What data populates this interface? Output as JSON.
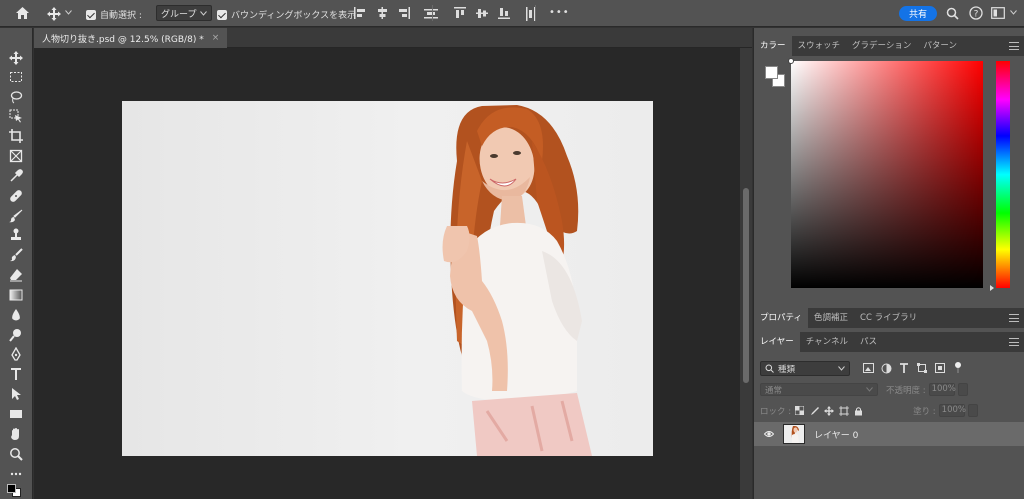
{
  "options_bar": {
    "auto_select_label": "自動選択 :",
    "auto_select_value": "グループ",
    "bounding_box_label": "バウンディングボックスを表示",
    "more_label": "•••",
    "share_label": "共有"
  },
  "document": {
    "tab_title": "人物切り抜き.psd @ 12.5% (RGB/8) *",
    "close_label": "×"
  },
  "color_panel": {
    "tabs": [
      "カラー",
      "スウォッチ",
      "グラデーション",
      "パターン"
    ],
    "active_tab": "カラー",
    "foreground": "#ffffff",
    "background": "#ffffff"
  },
  "properties_panel": {
    "tabs": [
      "プロパティ",
      "色調補正",
      "CC ライブラリ"
    ],
    "active_tab": "プロパティ"
  },
  "layers_panel": {
    "tabs": [
      "レイヤー",
      "チャンネル",
      "パス"
    ],
    "active_tab": "レイヤー",
    "kind_filter": "種類",
    "blend_mode": "通常",
    "opacity_label": "不透明度 :",
    "opacity_value": "100%",
    "lock_label": "ロック :",
    "fill_label": "塗り :",
    "fill_value": "100%",
    "layers": [
      {
        "name": "レイヤー 0",
        "visible": true
      }
    ]
  }
}
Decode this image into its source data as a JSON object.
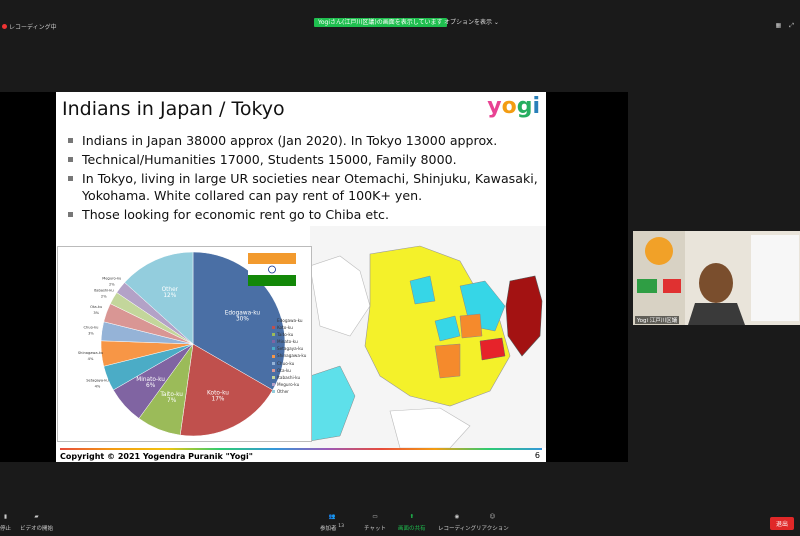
{
  "window": {
    "recording": "レコーディング中",
    "share_banner": "Yogiさん(江戸川区議)の画面を表示しています",
    "view_options": "オプションを表示 ⌄"
  },
  "slide": {
    "title": "Indians in Japan / Tokyo",
    "logo": [
      "y",
      "o",
      "g",
      "i"
    ],
    "bullets": [
      "Indians in Japan 38000 approx (Jan 2020). In Tokyo 13000 approx.",
      "Technical/Humanities 17000, Students 15000, Family 8000.",
      "In Tokyo, living in large UR societies near Otemachi, Shinjuku, Kawasaki, Yokohama. White collared can pay rent of 100K+ yen.",
      "Those looking for economic rent go to Chiba etc."
    ],
    "copyright": "Copyright © 2021 Yogendra Puranik \"Yogi\"",
    "page": "6"
  },
  "chart_data": {
    "type": "pie",
    "slices": [
      {
        "name": "Edogawa-ku",
        "value": 30,
        "color": "#4a6fa5"
      },
      {
        "name": "Koto-ku",
        "value": 17,
        "color": "#c0504d"
      },
      {
        "name": "Taito-ku",
        "value": 7,
        "color": "#9bbb59"
      },
      {
        "name": "Minato-ku",
        "value": 6,
        "color": "#8064a2"
      },
      {
        "name": "Setagaya-ku",
        "value": 4,
        "color": "#4bacc6"
      },
      {
        "name": "Shinagawa-ku",
        "value": 4,
        "color": "#f79646"
      },
      {
        "name": "Chuo-ku",
        "value": 3,
        "color": "#95b3d7"
      },
      {
        "name": "Ota-ku",
        "value": 3,
        "color": "#d99694"
      },
      {
        "name": "Itabashi-ku",
        "value": 2,
        "color": "#c3d69b"
      },
      {
        "name": "Meguro-ku",
        "value": 2,
        "color": "#b3a2c7"
      },
      {
        "name": "Other",
        "value": 12,
        "color": "#93cddd"
      }
    ],
    "labels": [
      {
        "text": "Edogawa-ku",
        "pct": "30%"
      },
      {
        "text": "Koto-ku",
        "pct": "17%"
      },
      {
        "text": "Taito-ku",
        "pct": "7%"
      },
      {
        "text": "Minato-ku",
        "pct": "6%"
      },
      {
        "text": "Setagaya-ku",
        "pct": "4%"
      },
      {
        "text": "Shinagawa-ku",
        "pct": "4%"
      },
      {
        "text": "Chuo-ku",
        "pct": "3%"
      },
      {
        "text": "Ota-ku",
        "pct": "3%"
      },
      {
        "text": "Itabashi-ku",
        "pct": "2%"
      },
      {
        "text": "Meguro-ku",
        "pct": "2%"
      },
      {
        "text": "Other",
        "pct": "12%"
      }
    ],
    "legend": [
      "Edogawa-ku",
      "Koto-ku",
      "Taito-ku",
      "Minato-ku",
      "Setagaya-ku",
      "Shinagawa-ku",
      "Chuo-ku",
      "Ota-ku",
      "Itabashi-ku",
      "Meguro-ku",
      "Other"
    ]
  },
  "video": {
    "name_label": "Yogi 江戸川区議"
  },
  "toolbar": {
    "items": [
      "停止",
      "ビデオの開始",
      "参加者",
      "チャット",
      "画面の共有",
      "レコーディング",
      "リアクション"
    ],
    "participants_count": "13",
    "end_label": "退出"
  }
}
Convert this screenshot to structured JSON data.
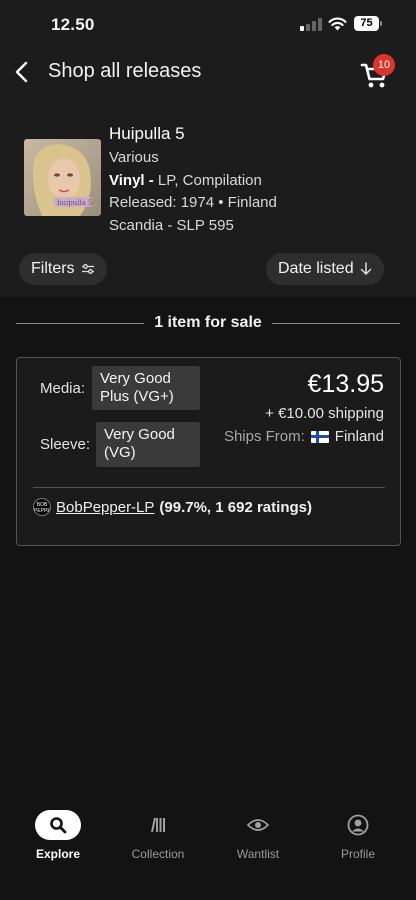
{
  "status_bar": {
    "time": "12.50",
    "battery": "75"
  },
  "nav": {
    "title": "Shop all releases",
    "cart_count": "10"
  },
  "release": {
    "title": "Huipulla 5",
    "artist": "Various",
    "format_label": "Vinyl -",
    "format_detail": " LP, Compilation",
    "released": "Released: 1974 • Finland",
    "label": "Scandia - SLP 595",
    "cover_text": "huipulla 5"
  },
  "filters": {
    "filters_label": "Filters",
    "sort_label": "Date listed"
  },
  "listings_heading": "1 item for sale",
  "listing": {
    "media_label": "Media:",
    "media_condition": "Very Good Plus (VG+)",
    "sleeve_label": "Sleeve:",
    "sleeve_condition": "Very Good (VG)",
    "price": "€13.95",
    "shipping": "+ €10.00 shipping",
    "ships_from_label": "Ships From:",
    "ships_from_country": "Finland",
    "seller_avatar_text": "BOB PEPPER",
    "seller_name": "BobPepper-LP",
    "seller_rating": "(99.7%, 1 692 ratings)"
  },
  "tabs": [
    {
      "label": "Explore",
      "icon": "search-icon",
      "active": true
    },
    {
      "label": "Collection",
      "icon": "collection-icon",
      "active": false
    },
    {
      "label": "Wantlist",
      "icon": "eye-icon",
      "active": false
    },
    {
      "label": "Profile",
      "icon": "profile-icon",
      "active": false
    }
  ],
  "colors": {
    "badge": "#d9352b",
    "background": "#131313",
    "header_bg": "#1c1c1c"
  }
}
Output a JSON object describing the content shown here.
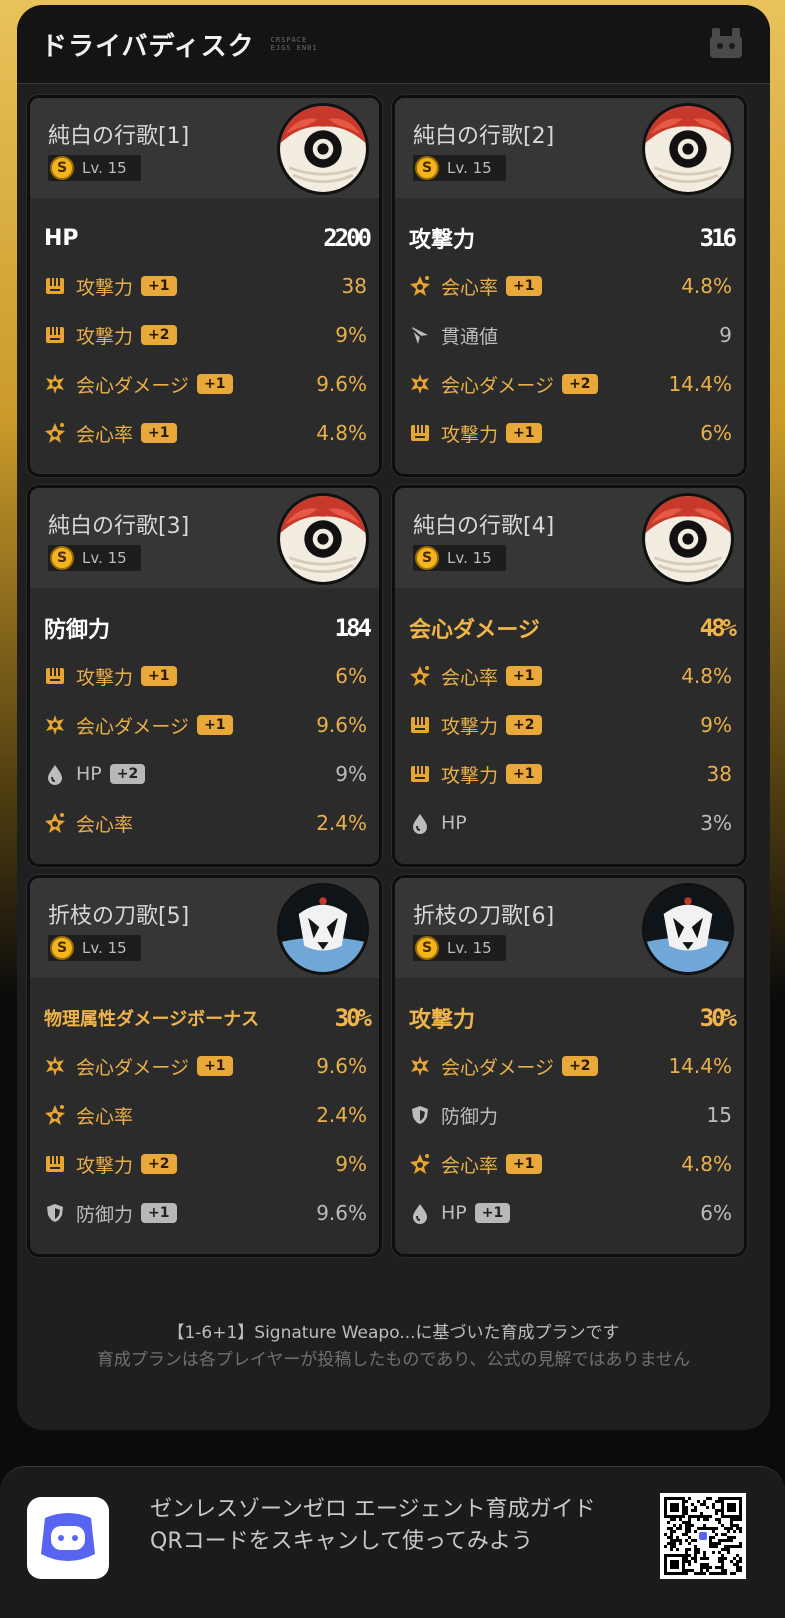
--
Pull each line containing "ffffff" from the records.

Exercise solution:
    "foreground": "#ffffff",
    "background": "#ffffff"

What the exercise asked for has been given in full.